Wharton and Collins (Strickland and Williams did not appear for scheduled interviews, and did not respond to follow up e-mail requests) have both thought about the social unrests stemming from police interactions in Ferguson, Mo., and Baltimore, Md. Collins hopes that a Memphis protest would be peaceful, because his administration would be listening. His response to the city:  

“Ladies and Gentlemen, we are blessed that we haven’t had an incident like this, and the reason we haven’t had it is because we are mature enough to understand the consequences that would follow.”

Freeman says that the next mayor of Memphis should already be speaking about the root causes that lead to conflict.

“You can’t deal with these issues only when they arise,” she says. “You have to have some history with the community.”

For Wharton, that means: “It’s not what you do after (a crisis). It’s what’s you do before.”

Continue to Part Two: Jobs Good, Wealth Better.

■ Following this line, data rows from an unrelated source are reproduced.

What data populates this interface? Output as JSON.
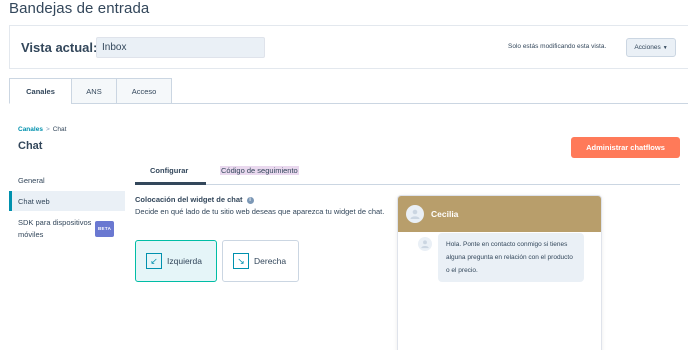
{
  "page": {
    "title": "Bandejas de entrada"
  },
  "view_bar": {
    "label": "Vista actual:",
    "input_value": "Inbox",
    "note": "Solo estás modificando esta vista.",
    "actions_label": "Acciones"
  },
  "tabs": [
    {
      "label": "Canales",
      "active": true
    },
    {
      "label": "ANS",
      "active": false
    },
    {
      "label": "Acceso",
      "active": false
    }
  ],
  "breadcrumb": {
    "parent": "Canales",
    "separator": ">",
    "current": "Chat"
  },
  "section_title": "Chat",
  "manage_button": "Administrar chatflows",
  "sidebar": {
    "items": [
      {
        "label": "General"
      },
      {
        "label": "Chat web",
        "active": true
      },
      {
        "label": "SDK para dispositivos móviles",
        "badge": "BETA"
      }
    ]
  },
  "subtabs": [
    {
      "label": "Configurar",
      "active": true
    },
    {
      "label": "Código de seguimiento",
      "active": false
    }
  ],
  "placement": {
    "title": "Colocación del widget de chat",
    "description": "Decide en qué lado de tu sitio web deseas que aparezca tu widget de chat.",
    "options": [
      {
        "label": "Izquierda",
        "selected": true
      },
      {
        "label": "Derecha",
        "selected": false
      }
    ]
  },
  "preview": {
    "agent_name": "Cecilia",
    "message": "Hola. Ponte en contacto conmigo si tienes alguna pregunta en relación con el producto o el precio."
  },
  "colors": {
    "accent_orange": "#ff7a59",
    "header_tan": "#b89e6b",
    "selected_teal": "#00bda5",
    "link": "#0091ae",
    "beta_badge": "#6a78d1",
    "text": "#33475b"
  },
  "icons": {
    "info": "info-icon",
    "caret": "caret-down-icon",
    "left_arrow": "arrow-down-left-icon",
    "right_arrow": "arrow-down-right-icon",
    "avatar": "user-avatar-icon"
  }
}
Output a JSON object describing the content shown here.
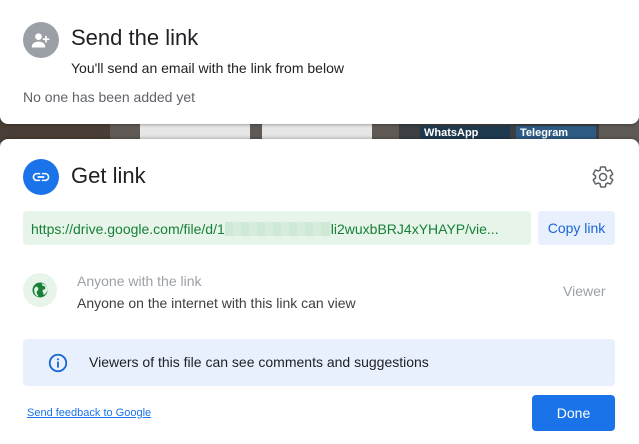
{
  "send_dialog": {
    "title": "Send the link",
    "subtitle": "You'll send an email with the link from below",
    "empty_state": "No one has been added yet"
  },
  "background": {
    "tags": [
      "WhatsApp",
      "Telegram"
    ]
  },
  "get_link_dialog": {
    "title": "Get link",
    "link_prefix": "https://drive.google.com/file/d/1",
    "link_suffix": "li2wuxbBRJ4xYHAYP/vie...",
    "copy_label": "Copy link",
    "access_label": "Anyone with the link",
    "access_description": "Anyone on the internet with this link can view",
    "role": "Viewer",
    "info_text": "Viewers of this file can see comments and suggestions",
    "feedback_link": "Send feedback to Google",
    "done_label": "Done"
  },
  "colors": {
    "primary_blue": "#1a73e8",
    "link_green": "#188038",
    "link_bg": "#e6f4ea",
    "info_bg": "#e8f0fe"
  },
  "icons": [
    "person-add-icon",
    "link-icon",
    "gear-icon",
    "globe-icon",
    "info-icon"
  ]
}
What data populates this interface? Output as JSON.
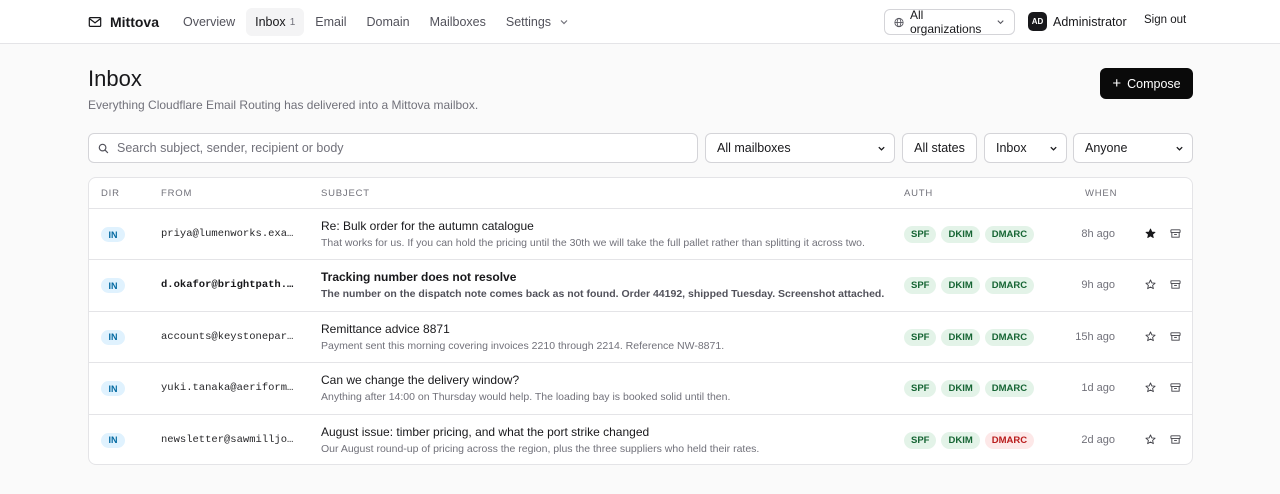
{
  "app": {
    "name": "Mittova",
    "logo_icon": "mail-icon"
  },
  "nav": {
    "items": [
      {
        "label": "Overview"
      },
      {
        "label": "Inbox",
        "count": "1",
        "active": true
      },
      {
        "label": "Email"
      },
      {
        "label": "Domain"
      },
      {
        "label": "Mailboxes"
      },
      {
        "label": "Settings",
        "has_dropdown": true
      }
    ]
  },
  "org_select": {
    "value": "All organizations",
    "icon": "globe-icon"
  },
  "user": {
    "initials": "AD",
    "name": "Administrator"
  },
  "sign_out": "Sign out",
  "page": {
    "title": "Inbox",
    "subtitle": "Everything Cloudflare Email Routing has delivered into a Mittova mailbox.",
    "compose_label": "Compose"
  },
  "filters": {
    "search_placeholder": "Search subject, sender, recipient or body",
    "mailbox": "All mailboxes",
    "states": "All states",
    "folder": "Inbox",
    "assignee": "Anyone"
  },
  "table": {
    "columns": {
      "dir": "DIR",
      "from": "FROM",
      "subject": "SUBJECT",
      "auth": "AUTH",
      "when": "WHEN"
    },
    "rows": [
      {
        "dir": "IN",
        "from": "priya@lumenworks.example",
        "subject": "Re: Bulk order for the autumn catalogue",
        "preview": "That works for us. If you can hold the pricing until the 30th we will take the full pallet rather than splitting it across two.",
        "auth": [
          "SPF",
          "DKIM",
          "DMARC"
        ],
        "dmarc_fail": false,
        "when": "8h ago",
        "starred": true,
        "unread": false
      },
      {
        "dir": "IN",
        "from": "d.okafor@brightpath.example",
        "subject": "Tracking number does not resolve",
        "preview": "The number on the dispatch note comes back as not found. Order 44192, shipped Tuesday. Screenshot attached.",
        "auth": [
          "SPF",
          "DKIM",
          "DMARC"
        ],
        "dmarc_fail": false,
        "when": "9h ago",
        "starred": false,
        "unread": true
      },
      {
        "dir": "IN",
        "from": "accounts@keystonepartners.example",
        "subject": "Remittance advice 8871",
        "preview": "Payment sent this morning covering invoices 2210 through 2214. Reference NW-8871.",
        "auth": [
          "SPF",
          "DKIM",
          "DMARC"
        ],
        "dmarc_fail": false,
        "when": "15h ago",
        "starred": false,
        "unread": false
      },
      {
        "dir": "IN",
        "from": "yuki.tanaka@aeriform.example",
        "subject": "Can we change the delivery window?",
        "preview": "Anything after 14:00 on Thursday would help. The loading bay is booked solid until then.",
        "auth": [
          "SPF",
          "DKIM",
          "DMARC"
        ],
        "dmarc_fail": false,
        "when": "1d ago",
        "starred": false,
        "unread": false
      },
      {
        "dir": "IN",
        "from": "newsletter@sawmilljournal.example",
        "subject": "August issue: timber pricing, and what the port strike changed",
        "preview": "Our August round-up of pricing across the region, plus the three suppliers who held their rates.",
        "auth": [
          "SPF",
          "DKIM",
          "DMARC"
        ],
        "dmarc_fail": true,
        "when": "2d ago",
        "starred": false,
        "unread": false
      }
    ]
  }
}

Reporting from the gates of Graceland to the balcony of the Lorraine Motel, Christopher has covered Memphis news, arts, culture and politics for more than 20 years in print and on the radio. He is currently WKNO's News Director and Senior Producer at the University of Memphis' Institute for Public Service Reporting. Join his conversations about the Memphis arts scene on the WKNO Culture Desk Facebook page.